The Commerce Department said Tuesday housing starts fell in November, after increasing in October, and building permits dropped to their lowest level in 14 years. For the month of November, housing starts fell 3.7% to an annual seasonally-adjusted rate of 1.187 million homes, having jumped a revised up 4.2% in October. The November figures were ahead of economist estimates of a 5.7% drop to a 1.16 million annual rate. "The housing shock is about half-way over," Ethan Harris, chief U.S. economist at Lehman Brothers, said. "We expect home prices to fall through the end of 2008."
Construction permits, which are a gauge of future construction, fell 1.5% to a 1.152 million home rate, the lowest level since June 1993. Economists were anticipating a 0.5% increase to a 1.164 annual rate. By region, housing starts dropped 16.3% in the Northeast, 1.5% in the Midwest, and 6.9% in the West. They increased 0.3% in the South.
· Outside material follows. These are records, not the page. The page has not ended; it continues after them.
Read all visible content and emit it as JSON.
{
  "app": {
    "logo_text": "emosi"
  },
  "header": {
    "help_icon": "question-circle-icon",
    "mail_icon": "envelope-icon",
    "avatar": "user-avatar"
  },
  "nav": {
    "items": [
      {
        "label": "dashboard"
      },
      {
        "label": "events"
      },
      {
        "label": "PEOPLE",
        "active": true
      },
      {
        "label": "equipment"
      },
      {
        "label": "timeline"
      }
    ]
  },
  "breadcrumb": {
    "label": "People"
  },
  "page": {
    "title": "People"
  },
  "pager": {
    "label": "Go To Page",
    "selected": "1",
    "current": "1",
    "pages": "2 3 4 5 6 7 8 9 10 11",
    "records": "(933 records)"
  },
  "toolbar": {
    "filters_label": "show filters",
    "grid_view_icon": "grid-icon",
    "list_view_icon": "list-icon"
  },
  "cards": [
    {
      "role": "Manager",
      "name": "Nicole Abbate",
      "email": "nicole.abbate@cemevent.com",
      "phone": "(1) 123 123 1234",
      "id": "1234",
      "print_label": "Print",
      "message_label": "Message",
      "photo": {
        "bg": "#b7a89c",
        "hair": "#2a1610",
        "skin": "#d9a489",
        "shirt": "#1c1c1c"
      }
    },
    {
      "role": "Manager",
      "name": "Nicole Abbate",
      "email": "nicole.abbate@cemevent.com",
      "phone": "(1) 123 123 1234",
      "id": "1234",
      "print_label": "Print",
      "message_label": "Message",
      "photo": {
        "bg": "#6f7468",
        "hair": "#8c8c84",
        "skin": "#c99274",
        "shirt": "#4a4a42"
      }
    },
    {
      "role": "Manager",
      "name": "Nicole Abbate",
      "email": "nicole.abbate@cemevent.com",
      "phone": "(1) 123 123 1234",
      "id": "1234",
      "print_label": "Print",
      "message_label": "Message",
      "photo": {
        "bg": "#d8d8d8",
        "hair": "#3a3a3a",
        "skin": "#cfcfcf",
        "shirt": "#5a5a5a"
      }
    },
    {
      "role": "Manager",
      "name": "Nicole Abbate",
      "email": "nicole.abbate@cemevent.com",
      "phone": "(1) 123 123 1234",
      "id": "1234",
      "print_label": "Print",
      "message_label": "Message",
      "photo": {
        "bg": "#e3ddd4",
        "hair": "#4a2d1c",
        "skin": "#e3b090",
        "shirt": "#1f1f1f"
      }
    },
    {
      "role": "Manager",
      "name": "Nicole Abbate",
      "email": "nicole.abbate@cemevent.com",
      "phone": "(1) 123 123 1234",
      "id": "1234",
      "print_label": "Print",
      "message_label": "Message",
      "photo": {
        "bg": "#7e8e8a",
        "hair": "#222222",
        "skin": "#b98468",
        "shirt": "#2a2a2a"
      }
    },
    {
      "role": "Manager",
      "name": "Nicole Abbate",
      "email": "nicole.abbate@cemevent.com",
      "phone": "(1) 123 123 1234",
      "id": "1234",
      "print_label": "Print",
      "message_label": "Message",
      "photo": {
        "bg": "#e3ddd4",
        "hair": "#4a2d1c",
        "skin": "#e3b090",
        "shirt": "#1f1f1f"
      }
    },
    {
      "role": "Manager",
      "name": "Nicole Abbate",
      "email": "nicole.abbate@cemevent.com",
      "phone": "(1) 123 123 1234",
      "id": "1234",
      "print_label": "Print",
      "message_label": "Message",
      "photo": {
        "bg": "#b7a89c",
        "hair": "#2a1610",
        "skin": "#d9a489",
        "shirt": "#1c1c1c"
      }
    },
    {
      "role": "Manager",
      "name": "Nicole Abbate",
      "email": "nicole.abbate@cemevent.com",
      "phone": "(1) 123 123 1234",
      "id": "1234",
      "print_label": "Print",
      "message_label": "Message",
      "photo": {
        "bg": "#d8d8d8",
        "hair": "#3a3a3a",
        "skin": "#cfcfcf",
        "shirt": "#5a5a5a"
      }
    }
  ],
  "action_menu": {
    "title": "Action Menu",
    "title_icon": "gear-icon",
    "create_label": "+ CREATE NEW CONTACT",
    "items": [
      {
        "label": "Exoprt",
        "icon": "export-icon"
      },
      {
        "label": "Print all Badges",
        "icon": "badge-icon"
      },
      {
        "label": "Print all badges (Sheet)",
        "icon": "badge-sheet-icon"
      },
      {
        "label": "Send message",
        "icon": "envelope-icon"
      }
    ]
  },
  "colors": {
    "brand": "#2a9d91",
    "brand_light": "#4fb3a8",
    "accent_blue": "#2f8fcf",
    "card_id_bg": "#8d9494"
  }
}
Seeking Alpha's news briefs are combined into a pre-market summary called Wall Street Breakfast. Get Wall Street Breakfast by email -- it's free and takes only seconds to sign up.